§ ASSIGNMENT
Copy each line below in which the string "Tidak" appears.

##### RECORDS TO PROCESS

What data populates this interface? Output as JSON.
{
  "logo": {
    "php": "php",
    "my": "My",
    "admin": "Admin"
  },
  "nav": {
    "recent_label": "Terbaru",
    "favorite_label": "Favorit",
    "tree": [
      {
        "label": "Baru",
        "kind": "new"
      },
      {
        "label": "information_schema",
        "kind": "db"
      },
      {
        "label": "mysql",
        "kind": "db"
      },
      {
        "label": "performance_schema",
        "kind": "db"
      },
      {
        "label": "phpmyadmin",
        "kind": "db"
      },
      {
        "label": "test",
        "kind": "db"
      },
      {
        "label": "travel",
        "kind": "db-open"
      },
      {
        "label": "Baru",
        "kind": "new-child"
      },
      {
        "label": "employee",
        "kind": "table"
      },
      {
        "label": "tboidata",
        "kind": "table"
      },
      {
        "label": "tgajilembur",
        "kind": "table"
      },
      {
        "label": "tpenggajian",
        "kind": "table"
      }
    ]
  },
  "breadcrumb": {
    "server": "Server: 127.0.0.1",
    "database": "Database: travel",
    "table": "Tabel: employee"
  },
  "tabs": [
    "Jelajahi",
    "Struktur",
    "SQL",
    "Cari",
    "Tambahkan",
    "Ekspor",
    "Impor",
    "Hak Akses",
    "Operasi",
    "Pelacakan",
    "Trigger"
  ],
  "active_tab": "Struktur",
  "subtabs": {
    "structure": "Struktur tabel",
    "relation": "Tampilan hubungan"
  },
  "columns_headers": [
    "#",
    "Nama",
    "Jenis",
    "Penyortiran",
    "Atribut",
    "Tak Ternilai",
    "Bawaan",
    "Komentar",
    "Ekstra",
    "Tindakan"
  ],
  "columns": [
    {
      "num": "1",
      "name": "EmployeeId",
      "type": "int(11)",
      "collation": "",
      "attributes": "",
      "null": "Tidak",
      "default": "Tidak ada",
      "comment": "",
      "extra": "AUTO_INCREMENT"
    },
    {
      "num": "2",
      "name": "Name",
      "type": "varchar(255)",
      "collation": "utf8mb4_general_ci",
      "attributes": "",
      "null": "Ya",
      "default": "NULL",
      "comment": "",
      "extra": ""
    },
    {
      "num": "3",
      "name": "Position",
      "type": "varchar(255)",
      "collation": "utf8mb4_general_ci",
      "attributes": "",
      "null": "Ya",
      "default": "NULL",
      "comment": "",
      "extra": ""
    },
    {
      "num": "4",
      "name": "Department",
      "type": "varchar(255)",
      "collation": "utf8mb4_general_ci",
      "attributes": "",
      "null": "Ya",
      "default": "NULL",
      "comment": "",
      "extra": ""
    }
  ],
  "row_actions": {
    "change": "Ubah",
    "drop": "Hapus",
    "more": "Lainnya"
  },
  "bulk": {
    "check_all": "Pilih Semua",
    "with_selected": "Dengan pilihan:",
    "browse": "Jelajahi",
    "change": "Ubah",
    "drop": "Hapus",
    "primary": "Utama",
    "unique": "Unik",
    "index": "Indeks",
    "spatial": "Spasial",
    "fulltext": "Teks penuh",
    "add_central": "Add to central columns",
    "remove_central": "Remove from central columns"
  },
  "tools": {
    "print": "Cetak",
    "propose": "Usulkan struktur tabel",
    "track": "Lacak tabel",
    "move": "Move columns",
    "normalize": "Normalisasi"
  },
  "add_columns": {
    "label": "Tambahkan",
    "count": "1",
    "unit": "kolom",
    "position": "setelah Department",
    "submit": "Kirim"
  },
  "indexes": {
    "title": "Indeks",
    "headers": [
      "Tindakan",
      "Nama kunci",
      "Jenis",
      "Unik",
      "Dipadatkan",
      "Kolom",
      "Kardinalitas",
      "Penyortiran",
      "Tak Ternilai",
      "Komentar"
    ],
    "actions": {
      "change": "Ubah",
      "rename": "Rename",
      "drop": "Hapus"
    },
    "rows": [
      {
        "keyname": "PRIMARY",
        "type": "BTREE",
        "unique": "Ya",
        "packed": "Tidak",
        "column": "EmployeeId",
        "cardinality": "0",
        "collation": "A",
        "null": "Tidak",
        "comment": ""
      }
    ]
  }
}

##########

§ RESULT OF THE EXERCISE
      "null": "Tidak",
      "default": "Tidak ada",
        "packed": "Tidak",
        "null": "Tidak",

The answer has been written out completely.